What if you were repeatedly told you were a failure? Eventually, you would turn off, give up, drop out. This is, unfortunately, the experience of many students who struggle in New York schools, just a few of whom get back on track and end up in transfer schools.

Five years ago, I was lucky enough to begin working with Bushwick Community High School (BCHS), a transfer school that opens its arms to these dropouts and truants who had once been branded failures, and finds a way to listen, inspire, and motivate them to reimagine their possibilities. The school’s New York City Progress Report speaks of the success of their approach: Students’ improvement in attendance at BCHS is among the strongest of any transfer school. Given how they had performed in middle school, these students have phenomenal scores on their English and math Regents exams. The City’s official survey of teachers, parents, and students consistently lands the school among the top rated in New York. A few years ago, the school was given a rigorous four-day visit by a nine-person team led by an upstate superintendent. The superintendent summed up his report by telling the school staff that he had conducted nine such visits in his career and this was “the only school where I would send my own children.”

But there’s one other thing you should know about BCHS: the school has been repeatedly told it is a failure.

In fact, BCHS is far from perfect. Many former dropouts come to the school thinking they will get back on track and they don’t; far too many drop out again. Others stay but continue to struggle, making progress too slowly. All that adds up to a terrible graduation rate and other bad data; bad enough that this spring, BCHS got designated a “Restart” school by the State.

But BCHS is not the only transfer school that has fallen onto the list of failing schools. Two other transfer schools that found themselves on the list were shut down entirely, with the understanding that their performance was so poor that new schools should be opened in their place.

I haven’t worked with those other transfer schools, so I can’t say as much about what the quality of engagement and education those students were receiving. What I can say is that in a data-driven system, schools like BCHS that are explicitly designed to take the students with the worst data need to be very carefully reviewed when decisions are made based on their data.

Of course, we should hold schools accountable for graduation rates.
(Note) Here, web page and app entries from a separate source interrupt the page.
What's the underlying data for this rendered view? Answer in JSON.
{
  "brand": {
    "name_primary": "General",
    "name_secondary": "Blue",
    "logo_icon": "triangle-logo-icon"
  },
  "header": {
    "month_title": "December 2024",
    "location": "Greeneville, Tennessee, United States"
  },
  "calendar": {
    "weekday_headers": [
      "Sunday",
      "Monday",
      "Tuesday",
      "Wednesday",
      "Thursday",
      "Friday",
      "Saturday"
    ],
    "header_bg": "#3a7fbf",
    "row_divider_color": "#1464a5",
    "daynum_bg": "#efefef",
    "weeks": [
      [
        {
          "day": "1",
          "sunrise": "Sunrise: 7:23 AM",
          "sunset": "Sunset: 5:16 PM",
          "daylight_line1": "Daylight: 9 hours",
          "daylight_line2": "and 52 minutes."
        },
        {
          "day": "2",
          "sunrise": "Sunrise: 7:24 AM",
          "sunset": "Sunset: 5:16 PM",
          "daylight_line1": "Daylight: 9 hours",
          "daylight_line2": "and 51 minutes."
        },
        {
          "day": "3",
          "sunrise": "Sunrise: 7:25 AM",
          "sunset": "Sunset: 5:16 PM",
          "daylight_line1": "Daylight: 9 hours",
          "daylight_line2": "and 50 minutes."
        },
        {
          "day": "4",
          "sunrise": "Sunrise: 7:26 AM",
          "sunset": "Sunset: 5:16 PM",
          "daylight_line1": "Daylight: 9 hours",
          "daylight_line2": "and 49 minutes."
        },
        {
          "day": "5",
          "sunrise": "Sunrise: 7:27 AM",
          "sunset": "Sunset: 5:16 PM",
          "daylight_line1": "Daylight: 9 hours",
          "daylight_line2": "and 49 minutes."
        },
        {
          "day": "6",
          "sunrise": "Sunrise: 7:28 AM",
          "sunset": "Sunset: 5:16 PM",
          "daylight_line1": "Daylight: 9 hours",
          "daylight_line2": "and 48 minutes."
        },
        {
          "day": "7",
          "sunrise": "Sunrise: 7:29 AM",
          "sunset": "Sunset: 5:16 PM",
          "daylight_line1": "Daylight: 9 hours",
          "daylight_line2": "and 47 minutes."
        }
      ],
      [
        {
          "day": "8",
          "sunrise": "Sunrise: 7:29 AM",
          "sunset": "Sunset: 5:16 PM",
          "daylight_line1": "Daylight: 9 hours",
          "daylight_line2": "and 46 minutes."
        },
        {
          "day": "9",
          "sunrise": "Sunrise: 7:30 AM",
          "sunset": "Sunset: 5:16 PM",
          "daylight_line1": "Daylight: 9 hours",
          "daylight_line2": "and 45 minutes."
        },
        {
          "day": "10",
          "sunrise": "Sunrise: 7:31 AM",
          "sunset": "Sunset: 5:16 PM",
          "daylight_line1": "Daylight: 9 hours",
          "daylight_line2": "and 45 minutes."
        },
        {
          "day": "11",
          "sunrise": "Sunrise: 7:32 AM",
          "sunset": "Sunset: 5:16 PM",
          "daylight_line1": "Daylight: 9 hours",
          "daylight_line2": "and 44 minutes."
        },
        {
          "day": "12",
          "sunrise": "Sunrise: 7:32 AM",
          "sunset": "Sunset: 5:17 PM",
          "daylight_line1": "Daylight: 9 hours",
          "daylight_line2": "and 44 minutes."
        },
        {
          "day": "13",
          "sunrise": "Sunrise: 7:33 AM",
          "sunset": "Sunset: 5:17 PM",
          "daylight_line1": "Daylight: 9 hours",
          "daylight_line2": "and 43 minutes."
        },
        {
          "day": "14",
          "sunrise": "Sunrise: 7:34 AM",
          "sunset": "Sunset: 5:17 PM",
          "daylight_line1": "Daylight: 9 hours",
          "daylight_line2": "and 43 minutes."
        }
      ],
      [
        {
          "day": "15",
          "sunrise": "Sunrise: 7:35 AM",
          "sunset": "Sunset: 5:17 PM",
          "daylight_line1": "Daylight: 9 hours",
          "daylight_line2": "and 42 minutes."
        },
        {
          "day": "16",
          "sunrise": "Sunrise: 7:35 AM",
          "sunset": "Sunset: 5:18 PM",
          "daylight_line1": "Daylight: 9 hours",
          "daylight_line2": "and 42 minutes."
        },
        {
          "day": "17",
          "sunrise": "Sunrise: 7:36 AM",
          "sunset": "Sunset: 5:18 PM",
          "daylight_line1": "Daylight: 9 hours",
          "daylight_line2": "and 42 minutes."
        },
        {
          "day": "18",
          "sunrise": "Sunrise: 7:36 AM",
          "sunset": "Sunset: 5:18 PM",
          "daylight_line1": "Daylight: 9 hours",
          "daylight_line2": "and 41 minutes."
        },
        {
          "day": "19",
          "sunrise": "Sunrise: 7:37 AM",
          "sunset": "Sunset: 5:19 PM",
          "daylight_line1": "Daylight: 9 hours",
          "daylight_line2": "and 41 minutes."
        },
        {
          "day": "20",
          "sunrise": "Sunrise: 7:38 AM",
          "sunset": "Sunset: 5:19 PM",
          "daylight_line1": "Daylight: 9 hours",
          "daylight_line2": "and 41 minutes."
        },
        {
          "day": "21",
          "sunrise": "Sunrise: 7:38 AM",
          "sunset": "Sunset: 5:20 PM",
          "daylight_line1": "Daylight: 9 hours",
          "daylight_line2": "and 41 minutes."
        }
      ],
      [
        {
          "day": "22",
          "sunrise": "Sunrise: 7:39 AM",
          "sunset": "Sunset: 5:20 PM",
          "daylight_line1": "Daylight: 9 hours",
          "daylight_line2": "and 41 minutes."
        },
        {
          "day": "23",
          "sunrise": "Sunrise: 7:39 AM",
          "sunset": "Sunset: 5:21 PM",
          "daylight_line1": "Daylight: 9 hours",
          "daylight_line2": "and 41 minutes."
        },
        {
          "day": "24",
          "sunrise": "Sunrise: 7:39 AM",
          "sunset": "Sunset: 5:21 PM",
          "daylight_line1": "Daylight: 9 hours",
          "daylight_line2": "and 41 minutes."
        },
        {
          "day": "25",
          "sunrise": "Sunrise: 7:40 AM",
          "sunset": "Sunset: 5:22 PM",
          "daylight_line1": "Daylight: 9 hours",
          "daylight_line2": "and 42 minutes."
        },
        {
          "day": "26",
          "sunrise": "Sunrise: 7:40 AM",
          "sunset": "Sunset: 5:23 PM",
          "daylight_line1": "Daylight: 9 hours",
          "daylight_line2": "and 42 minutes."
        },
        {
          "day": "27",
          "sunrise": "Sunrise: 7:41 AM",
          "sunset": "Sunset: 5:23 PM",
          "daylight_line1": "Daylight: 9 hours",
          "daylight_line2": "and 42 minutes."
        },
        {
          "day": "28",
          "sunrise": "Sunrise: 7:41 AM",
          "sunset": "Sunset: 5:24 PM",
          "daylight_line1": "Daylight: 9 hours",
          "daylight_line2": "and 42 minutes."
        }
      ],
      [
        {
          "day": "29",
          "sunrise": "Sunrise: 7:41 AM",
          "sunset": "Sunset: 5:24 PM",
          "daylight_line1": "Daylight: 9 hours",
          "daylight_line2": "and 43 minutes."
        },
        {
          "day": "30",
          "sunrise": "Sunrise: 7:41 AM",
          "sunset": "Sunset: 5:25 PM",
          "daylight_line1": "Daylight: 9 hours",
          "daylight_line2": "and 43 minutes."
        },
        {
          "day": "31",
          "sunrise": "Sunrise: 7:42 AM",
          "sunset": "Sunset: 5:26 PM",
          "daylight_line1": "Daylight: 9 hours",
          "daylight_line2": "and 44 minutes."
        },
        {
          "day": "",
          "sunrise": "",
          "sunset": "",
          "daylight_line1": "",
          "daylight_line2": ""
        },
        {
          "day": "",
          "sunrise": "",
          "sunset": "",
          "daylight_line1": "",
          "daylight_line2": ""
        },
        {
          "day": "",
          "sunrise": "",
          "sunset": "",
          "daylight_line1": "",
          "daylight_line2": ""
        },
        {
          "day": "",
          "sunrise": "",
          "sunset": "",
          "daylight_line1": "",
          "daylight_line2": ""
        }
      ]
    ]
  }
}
But should we punish schools that take in students who are ready to learn, even if they are too old to graduate by the legal limit?

Of course, we should hold schools accountable for student learning. But should we punish schools that try to help students who had failed and failed again before arriving at their doors?
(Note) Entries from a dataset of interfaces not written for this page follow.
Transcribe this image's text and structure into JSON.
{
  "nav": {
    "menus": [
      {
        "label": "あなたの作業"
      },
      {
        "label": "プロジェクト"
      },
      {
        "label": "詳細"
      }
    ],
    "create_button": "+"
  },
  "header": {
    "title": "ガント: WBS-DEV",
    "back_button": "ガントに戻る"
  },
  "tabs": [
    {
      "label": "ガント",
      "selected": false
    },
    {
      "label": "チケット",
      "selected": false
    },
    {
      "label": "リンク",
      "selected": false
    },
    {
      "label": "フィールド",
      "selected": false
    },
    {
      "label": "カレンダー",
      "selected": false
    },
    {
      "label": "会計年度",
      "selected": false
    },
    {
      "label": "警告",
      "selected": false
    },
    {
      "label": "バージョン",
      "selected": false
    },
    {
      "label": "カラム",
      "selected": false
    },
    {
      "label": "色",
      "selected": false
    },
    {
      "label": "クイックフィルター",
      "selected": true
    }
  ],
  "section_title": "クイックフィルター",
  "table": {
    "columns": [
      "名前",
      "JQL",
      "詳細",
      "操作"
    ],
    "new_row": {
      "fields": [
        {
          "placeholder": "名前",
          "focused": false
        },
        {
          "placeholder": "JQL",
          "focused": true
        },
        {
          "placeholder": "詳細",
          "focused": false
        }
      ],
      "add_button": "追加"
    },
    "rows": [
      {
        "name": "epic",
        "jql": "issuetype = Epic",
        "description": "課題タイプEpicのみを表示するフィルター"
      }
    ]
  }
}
Of course, we should discourage dropouts. But how do we make sure that schools are not punished for reaching out to former dropouts with open arms and trying to reengage even the hardest to reach?

I don’t have the answers to these questions, but it is important that we raise them nonetheless. If we don’t try to find better answers than we have now and improve the ways we hold transfer schools accountable, we not only do a disservice to schools like BCHS that are branded failures when they are not, we also do a disservice to tens of thousands of students who need a school system that will stop failing them and start helping them.